Reddit favourite BrainChip jumped 19.81 per cent on news the company had started volume production of its processor for Artificial Intelligence devices. Production units are expected to be available in August.
Reopening plays came under mild pressure following a US decision to halt the rollout of the Johnson & Johnson vaccine. Star Entertainment Group declined 1.86 per cent, Flight Centre 1.99 per cent, Webjet 2.64 per cent and Qantas 1.14 per cent.
Fortescue Metals was an outlier among the big three bulk metal producers, falling 0.59 per cent. Telstra fell further from Monday’s eight-month peak, easing 0.29 per cent. Oil and gas giant Woodside slipped 0.41 per cent.
A broadly positive session on Asian markets saw the Asia Dow and China’s Shanghai Composite both gain 0.48 per cent. Hong Kong’s Hang Seng added 1.44 per cent. Japan’s Nikkei dropped 0.42 per cent.

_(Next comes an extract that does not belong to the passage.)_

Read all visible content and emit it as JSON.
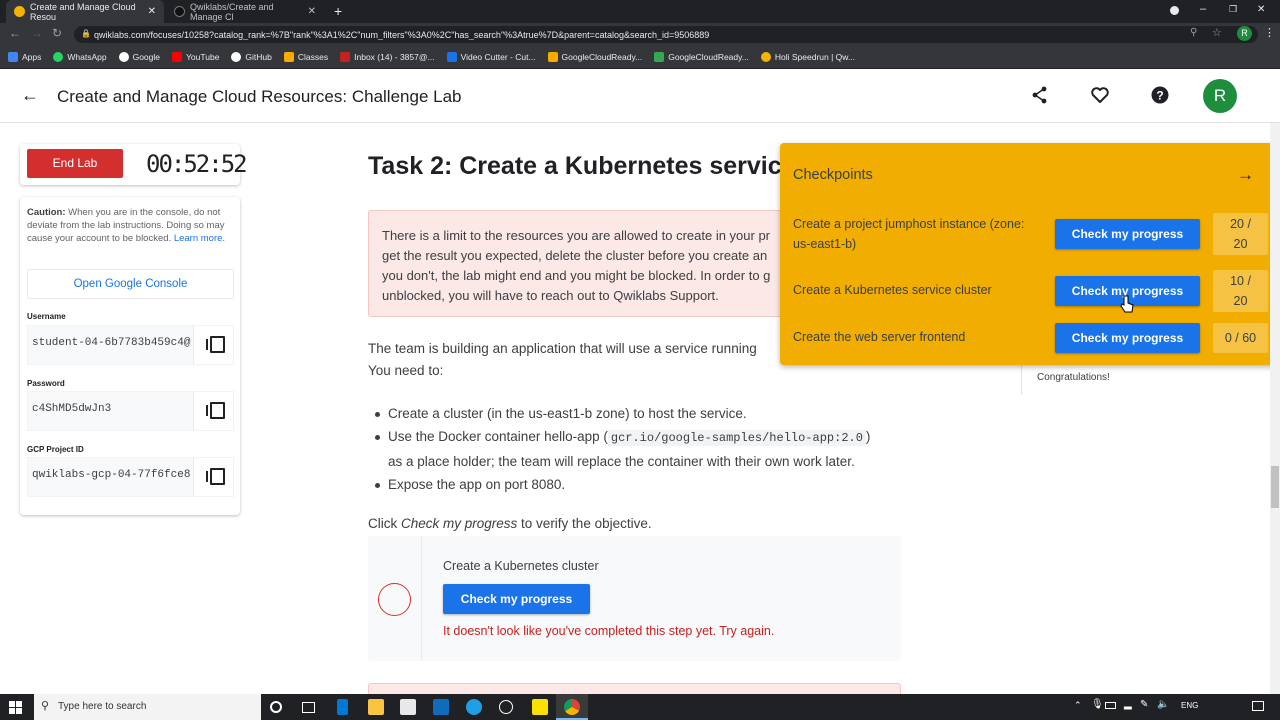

US futures nudged higher late afternoon. S&P 500 futures added 3.7 points or 0.1 per cent.
Oil extended overnight gains, boosted by an upbeat demand outlook from OPEC and strong Chinese trade data. Brent crude rallied 76 cents or 1.2 per cent to US$64.43 a barrel.
Gold shaved $4.20 or 0.23 per cent off its 0.9 per cent overnight advance, easing to US$1,743.40 an ounce.
The dollar rose 0.24 per cent to 76.66 US cents.